As oil continues to gush from the exploded Deepwater Horizon oil rig, a Texas Tech University expert in nonwoven cotton technology says the fabric of our lives may do a better job to absorb the oil spill than the booms made of synthetic material.

The oil spill has now been called the worst in U.S. history.

“Already, several million feet of the oil-containment booms have been used to capture the oil spilling into the Gulf,” said Seshadri Ramkumar, associate professor of Nonwoven materials at The Institute of Environmental and Human Health (TIEHH). “They are made of synthetic materials, don’t biodegrade and absorb only a third of what raw cotton can do. The properties of raw cotton allow it to soak up 40 times its weight. With chemical modifications, it can soak up to as much as 70 times its weight. And it won’t just stay in a landfill forever.”

Ramkumar’s research focuses on developing value-added materials using nonwoven materials and nanotechnology. He supervises the Nonwoven and Advanced Materials Laboratory at TIEHH. Watch Fibertect in action here.

He is the creator of several nonwoven cotton technologies including Fibertect™, which is used in the U.S. military’s decontamination kits. He and a small group of his graduate students are researching ways to use lower-quality cottons that don’t make apparel grade for uses such as this.

“The nonwoven industry in the United States is well equipped with technologies that can develop oil-absorbent pads from natural fibers like cotton,” Ramkumar said.

In December 2008, the newly-developed decontamination wipe proved itself the best for cleaning up chemical warfare agents and toxic chemicals following an evaluation of Fibertect as part of a study by the Lawrence Livermore National Laboratory. Scientists tested the wipe using mustard gas and other toxic chemicals and found that the Texas Tech-created product out-performed 30 different decontamination materials, including materials currently used in military decontamination kits.

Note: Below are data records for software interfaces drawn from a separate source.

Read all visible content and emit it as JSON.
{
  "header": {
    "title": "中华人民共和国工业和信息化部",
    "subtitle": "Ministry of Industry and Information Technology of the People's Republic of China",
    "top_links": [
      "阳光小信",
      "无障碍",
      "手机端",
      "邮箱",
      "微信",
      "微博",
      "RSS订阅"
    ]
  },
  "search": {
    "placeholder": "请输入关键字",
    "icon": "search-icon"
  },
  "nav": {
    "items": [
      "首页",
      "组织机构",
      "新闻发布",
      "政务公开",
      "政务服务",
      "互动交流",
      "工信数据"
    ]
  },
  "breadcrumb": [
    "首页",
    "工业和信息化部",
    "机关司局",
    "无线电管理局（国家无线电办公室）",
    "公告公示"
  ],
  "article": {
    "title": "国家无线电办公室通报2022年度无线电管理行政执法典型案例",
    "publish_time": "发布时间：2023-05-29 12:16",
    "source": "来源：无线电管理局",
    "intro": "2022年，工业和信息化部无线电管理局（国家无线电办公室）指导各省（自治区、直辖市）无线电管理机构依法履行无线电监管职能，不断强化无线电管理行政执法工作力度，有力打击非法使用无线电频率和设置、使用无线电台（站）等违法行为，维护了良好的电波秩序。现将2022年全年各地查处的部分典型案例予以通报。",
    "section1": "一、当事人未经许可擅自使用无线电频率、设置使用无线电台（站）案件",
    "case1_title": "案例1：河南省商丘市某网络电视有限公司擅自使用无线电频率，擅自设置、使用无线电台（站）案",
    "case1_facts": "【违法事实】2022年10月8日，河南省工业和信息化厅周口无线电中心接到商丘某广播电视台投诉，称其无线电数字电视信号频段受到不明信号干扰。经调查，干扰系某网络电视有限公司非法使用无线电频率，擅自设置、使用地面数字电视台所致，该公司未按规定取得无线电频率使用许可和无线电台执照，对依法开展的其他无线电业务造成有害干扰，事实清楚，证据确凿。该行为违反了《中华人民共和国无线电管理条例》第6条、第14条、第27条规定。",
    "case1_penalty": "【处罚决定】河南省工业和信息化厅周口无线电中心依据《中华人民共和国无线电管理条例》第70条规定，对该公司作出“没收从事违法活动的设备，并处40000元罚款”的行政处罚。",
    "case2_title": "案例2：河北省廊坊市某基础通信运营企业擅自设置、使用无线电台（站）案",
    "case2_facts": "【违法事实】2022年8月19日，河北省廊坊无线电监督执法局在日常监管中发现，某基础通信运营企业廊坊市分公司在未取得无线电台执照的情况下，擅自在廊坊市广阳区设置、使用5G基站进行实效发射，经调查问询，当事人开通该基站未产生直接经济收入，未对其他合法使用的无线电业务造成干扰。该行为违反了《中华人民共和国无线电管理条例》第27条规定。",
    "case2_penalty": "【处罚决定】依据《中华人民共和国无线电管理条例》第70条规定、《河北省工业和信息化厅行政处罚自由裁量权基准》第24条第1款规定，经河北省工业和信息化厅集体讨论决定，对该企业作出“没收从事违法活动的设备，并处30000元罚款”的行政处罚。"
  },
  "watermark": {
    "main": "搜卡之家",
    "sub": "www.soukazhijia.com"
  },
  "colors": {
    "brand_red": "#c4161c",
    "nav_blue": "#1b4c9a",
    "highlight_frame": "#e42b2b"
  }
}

The results are published online in the American Chemical Society’s peer-reviewed journal, Industrial & Engineering Chemistry Research and titled, “Next Generation Non-particulate Dry Nonwoven Pad for Chemical Warfare Agent Decontamination.”

Currently, the Fibertect wipe is under production by Hobbs Bonded Fibers of Waco and is distributed by First Line Technologies.

Fibertect for Oil Fact Sheet